BEGIN Data extracts
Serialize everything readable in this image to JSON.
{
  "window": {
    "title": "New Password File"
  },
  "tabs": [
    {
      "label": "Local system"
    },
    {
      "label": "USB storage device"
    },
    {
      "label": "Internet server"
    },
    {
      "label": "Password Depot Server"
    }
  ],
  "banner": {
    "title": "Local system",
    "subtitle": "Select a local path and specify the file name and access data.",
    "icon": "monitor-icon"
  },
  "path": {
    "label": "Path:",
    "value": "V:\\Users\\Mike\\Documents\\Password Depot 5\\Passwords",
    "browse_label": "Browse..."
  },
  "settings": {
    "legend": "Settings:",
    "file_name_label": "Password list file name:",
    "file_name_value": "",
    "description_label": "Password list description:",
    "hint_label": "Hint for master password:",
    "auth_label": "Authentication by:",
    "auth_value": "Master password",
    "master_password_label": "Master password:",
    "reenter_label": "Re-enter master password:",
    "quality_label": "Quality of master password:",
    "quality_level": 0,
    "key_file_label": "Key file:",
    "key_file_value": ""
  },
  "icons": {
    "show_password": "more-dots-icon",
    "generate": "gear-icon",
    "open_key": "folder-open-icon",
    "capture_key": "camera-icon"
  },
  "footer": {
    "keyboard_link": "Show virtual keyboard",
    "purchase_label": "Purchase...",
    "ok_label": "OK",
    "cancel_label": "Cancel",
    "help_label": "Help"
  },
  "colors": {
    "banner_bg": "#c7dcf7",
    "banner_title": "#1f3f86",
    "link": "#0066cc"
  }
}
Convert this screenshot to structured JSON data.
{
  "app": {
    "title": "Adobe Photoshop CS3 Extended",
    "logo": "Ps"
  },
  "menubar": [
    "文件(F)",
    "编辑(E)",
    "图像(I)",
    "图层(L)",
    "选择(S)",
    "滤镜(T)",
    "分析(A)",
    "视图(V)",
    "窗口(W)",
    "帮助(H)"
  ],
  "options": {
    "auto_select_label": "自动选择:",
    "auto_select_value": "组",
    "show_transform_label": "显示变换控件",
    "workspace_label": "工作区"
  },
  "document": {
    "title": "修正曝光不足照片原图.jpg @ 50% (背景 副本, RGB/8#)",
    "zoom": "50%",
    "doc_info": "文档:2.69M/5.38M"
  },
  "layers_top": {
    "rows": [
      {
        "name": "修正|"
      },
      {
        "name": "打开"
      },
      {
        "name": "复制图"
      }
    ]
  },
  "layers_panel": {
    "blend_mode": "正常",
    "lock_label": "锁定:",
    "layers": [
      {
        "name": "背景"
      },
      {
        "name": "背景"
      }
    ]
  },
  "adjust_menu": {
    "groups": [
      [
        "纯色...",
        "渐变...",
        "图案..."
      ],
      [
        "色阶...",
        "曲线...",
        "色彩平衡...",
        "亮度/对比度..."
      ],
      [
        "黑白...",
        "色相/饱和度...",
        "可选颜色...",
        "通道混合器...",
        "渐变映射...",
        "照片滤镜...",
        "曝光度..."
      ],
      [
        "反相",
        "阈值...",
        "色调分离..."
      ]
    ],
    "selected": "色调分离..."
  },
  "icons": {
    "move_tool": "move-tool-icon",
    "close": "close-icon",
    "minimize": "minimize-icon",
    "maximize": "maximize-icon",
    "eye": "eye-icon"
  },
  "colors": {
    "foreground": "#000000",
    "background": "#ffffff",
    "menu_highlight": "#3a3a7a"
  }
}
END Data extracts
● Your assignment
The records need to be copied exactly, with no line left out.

● Answer box
Serialize everything readable in this image to JSON.
{
  "window": {
    "title": "New Password File"
  },
  "tabs": [
    {
      "label": "Local system"
    },
    {
      "label": "USB storage device"
    },
    {
      "label": "Internet server"
    },
    {
      "label": "Password Depot Server"
    }
  ],
  "banner": {
    "title": "Local system",
    "subtitle": "Select a local path and specify the file name and access data.",
    "icon": "monitor-icon"
  },
  "path": {
    "label": "Path:",
    "value": "V:\\Users\\Mike\\Documents\\Password Depot 5\\Passwords",
    "browse_label": "Browse..."
  },
  "settings": {
    "legend": "Settings:",
    "file_name_label": "Password list file name:",
    "file_name_value": "",
    "description_label": "Password list description:",
    "hint_label": "Hint for master password:",
    "auth_label": "Authentication by:",
    "auth_value": "Master password",
    "master_password_label": "Master password:",
    "reenter_label": "Re-enter master password:",
    "quality_label": "Quality of master password:",
    "quality_level": 0,
    "key_file_label": "Key file:",
    "key_file_value": ""
  },
  "icons": {
    "show_password": "more-dots-icon",
    "generate": "gear-icon",
    "open_key": "folder-open-icon",
    "capture_key": "camera-icon"
  },
  "footer": {
    "keyboard_link": "Show virtual keyboard",
    "purchase_label": "Purchase...",
    "ok_label": "OK",
    "cancel_label": "Cancel",
    "help_label": "Help"
  },
  "colors": {
    "banner_bg": "#c7dcf7",
    "banner_title": "#1f3f86",
    "link": "#0066cc"
  }
}
Convert this screenshot to structured JSON data.
{
  "app": {
    "title": "Adobe Photoshop CS3 Extended",
    "logo": "Ps"
  },
  "menubar": [
    "文件(F)",
    "编辑(E)",
    "图像(I)",
    "图层(L)",
    "选择(S)",
    "滤镜(T)",
    "分析(A)",
    "视图(V)",
    "窗口(W)",
    "帮助(H)"
  ],
  "options": {
    "auto_select_label": "自动选择:",
    "auto_select_value": "组",
    "show_transform_label": "显示变换控件",
    "workspace_label": "工作区"
  },
  "document": {
    "title": "修正曝光不足照片原图.jpg @ 50% (背景 副本, RGB/8#)",
    "zoom": "50%",
    "doc_info": "文档:2.69M/5.38M"
  },
  "layers_top": {
    "rows": [
      {
        "name": "修正|"
      },
      {
        "name": "打开"
      },
      {
        "name": "复制图"
      }
    ]
  },
  "layers_panel": {
    "blend_mode": "正常",
    "lock_label": "锁定:",
    "layers": [
      {
        "name": "背景"
      },
      {
        "name": "背景"
      }
    ]
  },
  "adjust_menu": {
    "groups": [
      [
        "纯色...",
        "渐变...",
        "图案..."
      ],
      [
        "色阶...",
        "曲线...",
        "色彩平衡...",
        "亮度/对比度..."
      ],
      [
        "黑白...",
        "色相/饱和度...",
        "可选颜色...",
        "通道混合器...",
        "渐变映射...",
        "照片滤镜...",
        "曝光度..."
      ],
      [
        "反相",
        "阈值...",
        "色调分离..."
      ]
    ],
    "selected": "色调分离..."
  },
  "icons": {
    "move_tool": "move-tool-icon",
    "close": "close-icon",
    "minimize": "minimize-icon",
    "maximize": "maximize-icon",
    "eye": "eye-icon"
  },
  "colors": {
    "foreground": "#000000",
    "background": "#ffffff",
    "menu_highlight": "#3a3a7a"
  }
}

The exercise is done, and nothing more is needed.